As I carry on reading, I’m starting to understand what’s stopping me from wrapping myself up as much as usual in the book. Tarka’s family have just escaped the hunt and sought sanctuary in a new pond, where a dog otter is picking over the feathery remains of a drake it has just killed. Tarka finds the half-dead frog that the drake was eating as it was attacked, and takes it to a thorn bush planted by a lark beside the pool. All the while, the drake’s mate and her brood of ducklings look on in fear from a patch of bulrushes, which themselves were dropping pollen to make a yellow film over the pond. It’s a violent but beautiful snapshot of the pond’s ecosystem, painful but not cruel (the only cruelty comes from the humans with their gins and cries of Tally ho!). I look up from the book, the red line of the text still burnt into my cornea as I gaze at the green, green, green of the riverside. I’m a total alien here. The river is another planet, and I can hardly even breathe the atmosphere. The sawmill by the A377 screams with every new plank. Wrapped in bright red Gor-Tex, I feel less connected to the river for reading Tarka by the Taw than if I was curled up by the fire at home, pretending. The real world is constantly ridiculing any attempt at empathy. It’s like a play where Brecht’s ‘forth wall’ is constantly being broken. And it’s sad.

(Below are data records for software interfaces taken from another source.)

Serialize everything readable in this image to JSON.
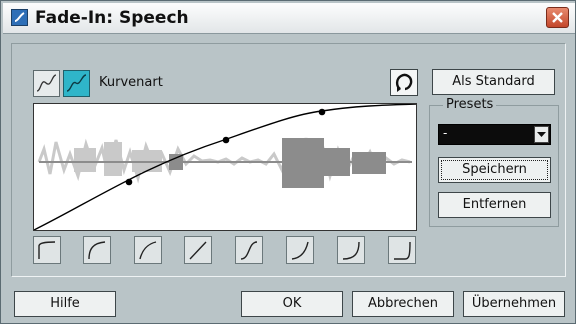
{
  "window": {
    "title": "Fade-In: Speech"
  },
  "curve": {
    "label": "Kurvenart"
  },
  "buttons": {
    "als_standard": "Als Standard",
    "speichern": "Speichern",
    "entfernen": "Entfernen",
    "hilfe": "Hilfe",
    "ok": "OK",
    "abbrechen": "Abbrechen",
    "uebernehmen": "Übernehmen"
  },
  "presets": {
    "label": "Presets",
    "selected": "-"
  },
  "icons": {
    "app": "app-icon",
    "close": "close-icon",
    "reset": "reset-curve-icon",
    "curve_type_1": "spline-curve-icon",
    "curve_type_2": "damped-spline-curve-icon",
    "shape_presets": [
      "shape-1-icon",
      "shape-2-icon",
      "shape-3-icon",
      "shape-4-icon",
      "shape-5-icon",
      "shape-6-icon",
      "shape-7-icon",
      "shape-8-icon"
    ]
  },
  "colors": {
    "window_bg": "#b9c4c7",
    "active_toggle": "#2fb5c9",
    "waveform_light": "#c9c9c9",
    "waveform_dark": "#8c8c8c",
    "close_button": "#c3472b"
  }
}
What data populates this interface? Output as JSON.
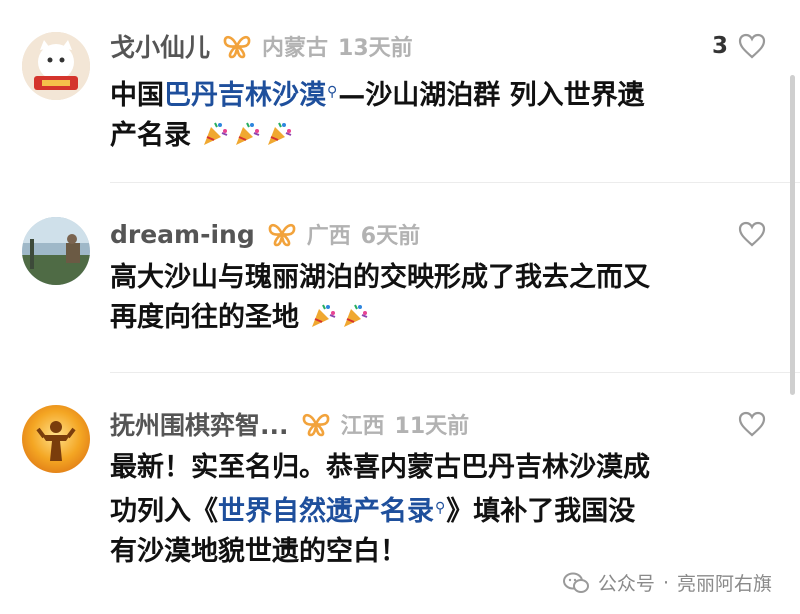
{
  "comments": [
    {
      "username": "戈小仙儿",
      "location": "内蒙古",
      "time": "13天前",
      "likes": "3",
      "line1": {
        "t1": "中国",
        "link": "巴丹吉林沙漠",
        "t2": "—沙山湖泊群 列入世界遗"
      },
      "line2": {
        "t1": "产名录"
      },
      "emoji_count": 3
    },
    {
      "username": "dream-ing",
      "location": "广西",
      "time": "6天前",
      "likes": "",
      "line1": {
        "t1": "高大沙山与瑰丽湖泊的交映形成了我去之而又"
      },
      "line2": {
        "t1": "再度向往的圣地"
      },
      "emoji_count": 2
    },
    {
      "username": "抚州围棋弈智...",
      "location": "江西",
      "time": "11天前",
      "likes": "",
      "line1": {
        "t1": "最新！实至名归。恭喜内蒙古巴丹吉林沙漠成"
      },
      "line2": {
        "t1": "功列入《",
        "link": "世界自然遗产名录",
        "t2": "》填补了我国没"
      },
      "line3": {
        "t1": "有沙漠地貌世遗的空白！"
      }
    }
  ],
  "watermark": {
    "prefix": "公众号",
    "name": "亮丽阿右旗"
  },
  "colors": {
    "link": "#1e4f9c",
    "meta": "#b2b2b2",
    "username": "#555555",
    "butterfly": "#f2a33c"
  },
  "icons": {
    "like": "heart-outline-icon",
    "badge": "butterfly-badge-icon",
    "search": "search-icon"
  }
}
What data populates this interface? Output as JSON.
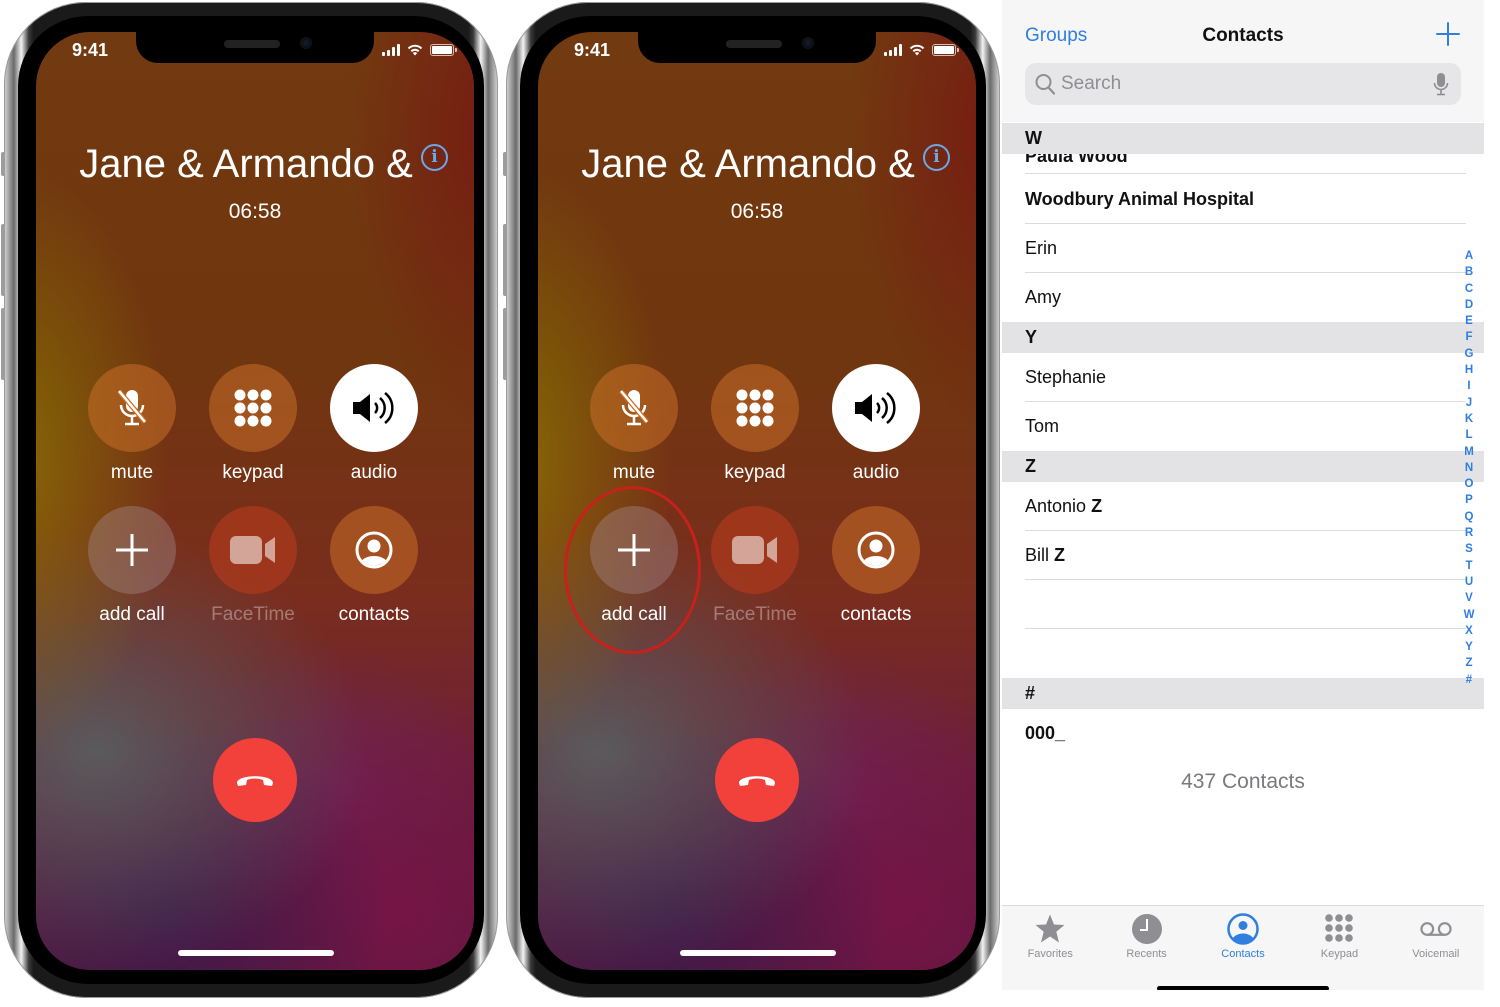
{
  "call_screens": [
    {
      "status_time": "9:41",
      "caller": "Jane & Armando &",
      "timer": "06:58",
      "controls": [
        {
          "id": "mute",
          "label": "mute",
          "icon": "mic-slash-icon",
          "enabled": true
        },
        {
          "id": "keypad",
          "label": "keypad",
          "icon": "keypad-icon",
          "enabled": true
        },
        {
          "id": "audio",
          "label": "audio",
          "icon": "speaker-icon",
          "enabled": true,
          "active": true
        },
        {
          "id": "add_call",
          "label": "add call",
          "icon": "plus-icon",
          "enabled": true
        },
        {
          "id": "facetime",
          "label": "FaceTime",
          "icon": "video-camera-icon",
          "enabled": false
        },
        {
          "id": "contacts",
          "label": "contacts",
          "icon": "person-circle-icon",
          "enabled": true
        }
      ],
      "end_call_icon": "phone-hangup-icon"
    },
    {
      "status_time": "9:41",
      "caller": "Jane & Armando &",
      "timer": "06:58",
      "controls": [
        {
          "id": "mute",
          "label": "mute",
          "icon": "mic-slash-icon",
          "enabled": true
        },
        {
          "id": "keypad",
          "label": "keypad",
          "icon": "keypad-icon",
          "enabled": true
        },
        {
          "id": "audio",
          "label": "audio",
          "icon": "speaker-icon",
          "enabled": true,
          "active": true
        },
        {
          "id": "add_call",
          "label": "add call",
          "icon": "plus-icon",
          "enabled": true,
          "highlighted": true
        },
        {
          "id": "facetime",
          "label": "FaceTime",
          "icon": "video-camera-icon",
          "enabled": false
        },
        {
          "id": "contacts",
          "label": "contacts",
          "icon": "person-circle-icon",
          "enabled": true
        }
      ],
      "end_call_icon": "phone-hangup-icon"
    }
  ],
  "contacts_screen": {
    "groups_label": "Groups",
    "title": "Contacts",
    "add_icon": "plus-icon",
    "search": {
      "placeholder": "Search",
      "value": ""
    },
    "sections": [
      {
        "letter": "W",
        "rows": [
          {
            "first": "Paula ",
            "last": "Wood",
            "partial": true
          },
          {
            "first": "",
            "last": "Woodbury Animal Hospital"
          },
          {
            "first": "Erin",
            "last": ""
          },
          {
            "first": "Amy",
            "last": ""
          }
        ]
      },
      {
        "letter": "Y",
        "rows": [
          {
            "first": "Stephanie",
            "last": ""
          },
          {
            "first": "Tom",
            "last": ""
          }
        ]
      },
      {
        "letter": "Z",
        "rows": [
          {
            "first": "Antonio ",
            "last": "Z"
          },
          {
            "first": "Bill ",
            "last": "Z"
          },
          {
            "first": "",
            "last": ""
          }
        ]
      },
      {
        "letter": "#",
        "rows": [
          {
            "first": "",
            "last": "000_"
          }
        ]
      }
    ],
    "index_letters": [
      "A",
      "B",
      "C",
      "D",
      "E",
      "F",
      "G",
      "H",
      "I",
      "J",
      "K",
      "L",
      "M",
      "N",
      "O",
      "P",
      "Q",
      "R",
      "S",
      "T",
      "U",
      "V",
      "W",
      "X",
      "Y",
      "Z",
      "#"
    ],
    "count_label": "437 Contacts",
    "tabs": [
      {
        "label": "Favorites",
        "icon": "star-icon",
        "active": false
      },
      {
        "label": "Recents",
        "icon": "clock-icon",
        "active": false
      },
      {
        "label": "Contacts",
        "icon": "person-circle-icon",
        "active": true
      },
      {
        "label": "Keypad",
        "icon": "keypad-icon",
        "active": false
      },
      {
        "label": "Voicemail",
        "icon": "voicemail-icon",
        "active": false
      }
    ]
  },
  "colors": {
    "accent_blue": "#2f7ee0",
    "end_call_red": "#f2413a",
    "highlight_ring": "#c8201a"
  }
}
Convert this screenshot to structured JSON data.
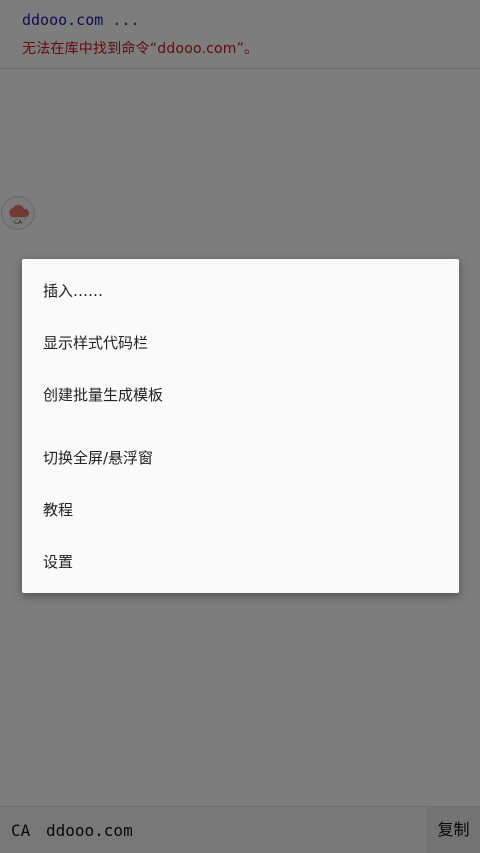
{
  "console": {
    "command": "ddooo.com",
    "ellipsis": " ...",
    "error": "无法在库中找到命令“ddooo.com”。"
  },
  "float_button": {
    "icon": "cloud-ca-icon",
    "label": "CA"
  },
  "bottom_bar": {
    "prompt": "CA",
    "input_value": "ddooo.com",
    "copy_label": "复制"
  },
  "menu": {
    "items": [
      {
        "label": "插入……"
      },
      {
        "label": "显示样式代码栏"
      },
      {
        "label": "创建批量生成模板"
      },
      {
        "label": "切换全屏/悬浮窗"
      },
      {
        "label": "教程"
      },
      {
        "label": "设置"
      }
    ]
  },
  "colors": {
    "command_text": "#1a1aa8",
    "error_text": "#c4161c",
    "scrim": "rgba(0,0,0,0.5)"
  }
}
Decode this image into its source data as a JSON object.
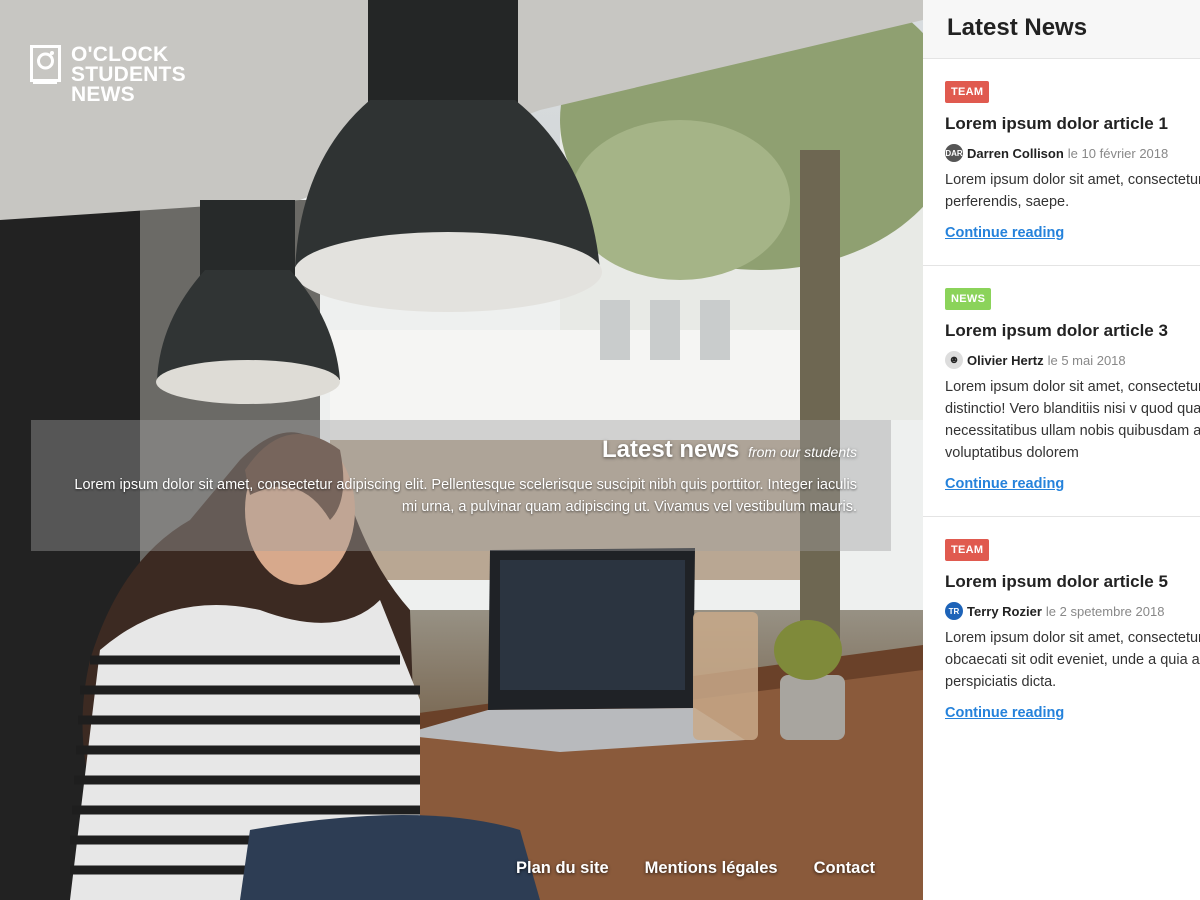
{
  "brand": {
    "line1": "O'CLOCK",
    "line2": "STUDENTS",
    "line3": "NEWS",
    "icon": "camera-logo-icon"
  },
  "intro": {
    "title": "Latest news",
    "subtitle": "from our students",
    "text": "Lorem ipsum dolor sit amet, consectetur adipiscing elit. Pellentesque scelerisque suscipit nibh quis porttitor. Integer iaculis mi urna, a pulvinar quam adipiscing ut. Vivamus vel vestibulum mauris."
  },
  "footer": {
    "links": [
      "Plan du site",
      "Mentions légales",
      "Contact"
    ]
  },
  "sidebar": {
    "title": "Latest News",
    "articles": [
      {
        "tag": "TEAM",
        "tag_color": "#e05a4f",
        "title": "Lorem ipsum dolor article 1",
        "avatar": "DAR",
        "avatar_color": "#555555",
        "author": "Darren Collison",
        "date": "le 10 février 2018",
        "excerpt": "Lorem ipsum dolor sit amet, consectetur perferendis, saepe.",
        "link": "Continue reading"
      },
      {
        "tag": "NEWS",
        "tag_color": "#8bd35a",
        "title": "Lorem ipsum dolor article 3",
        "avatar": "☻",
        "avatar_color": "#dddddd",
        "author": "Olivier Hertz",
        "date": "le 5 mai 2018",
        "excerpt": "Lorem ipsum dolor sit amet, consectetur magnam, distinctio! Vero blanditiis nisi v quod quaerat necessitatibus ullam nobis quibusdam ad quae voluptatibus dolorem",
        "link": "Continue reading"
      },
      {
        "tag": "TEAM",
        "tag_color": "#e05a4f",
        "title": "Lorem ipsum dolor article 5",
        "avatar": "TR",
        "avatar_color": "#1d63b8",
        "author": "Terry Rozier",
        "date": "le 2 spetembre 2018",
        "excerpt": "Lorem ipsum dolor sit amet, consectetur nostrum obcaecati sit odit eveniet, unde a quia aut perspiciatis dicta.",
        "link": "Continue reading"
      }
    ]
  },
  "colors": {
    "link": "#2582db",
    "team_tag": "#e05a4f",
    "news_tag": "#8bd35a"
  }
}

To put it politely, after sitting for two hours on a not-quite-waterproof picnic blanket, I need to stretch my legs. As I stand up, three pigeons explode from a tree on the other side of the river. I walked to the soft riverbank, down where the cows go to drink, and a cock-pheasant that had been hiding in what was left of the dead reeds fled noisily. Almost every animal I have seen this afternoon has been trying to escape from me. Tarka’s intimacy with the other animals, even his contact with those he hunts, makes me feel more alien by comparison. Instead of enjoying a day by the river, I feel like I’m walking through a village fête firing a Kalashnikov into the air.
I start reading again, and soon start to understand what else is making me feel uncomfortable. Williamson describes much of the action from the point of view of a bystanding animal, an owl watching as the otters find a new place to stay after one of the family is killed by an iron gin, a grey wagtail catching insects in the evening as the otters swim downriver. It gives me the feeling that I’m being watched. Perhaps this paranoia is exacerbated by my not really wanting anyone to see me here. I’m not actually on a footpath, though I’m not doing any damage, and reading by the river in the middle of winter might look a bit weird. I’d rather not face the awkwardness. Though I would love to be able to explain myself to the wildlife.
I’ve only read forty pages when I decide to pack it in for the day. My feet are getting painfully cold, and although it’s only 3pm, it’s dimity. I certainly want to continue reading Tarka the Otter. Williamson’s writing is engaging and not at all what I expected. But I think I’ll finish it inside, or at least in the Summer. Don’t expect this book to bring you any closer to nature. In fact, I found it drove me further away.
I was reading Tarka the Otter by Henry Williamson, publishing as a Penguin Classic in 2009 (first published 1927), on loan from Barnstaple Library, where there is a rather good Henry Williamson collection.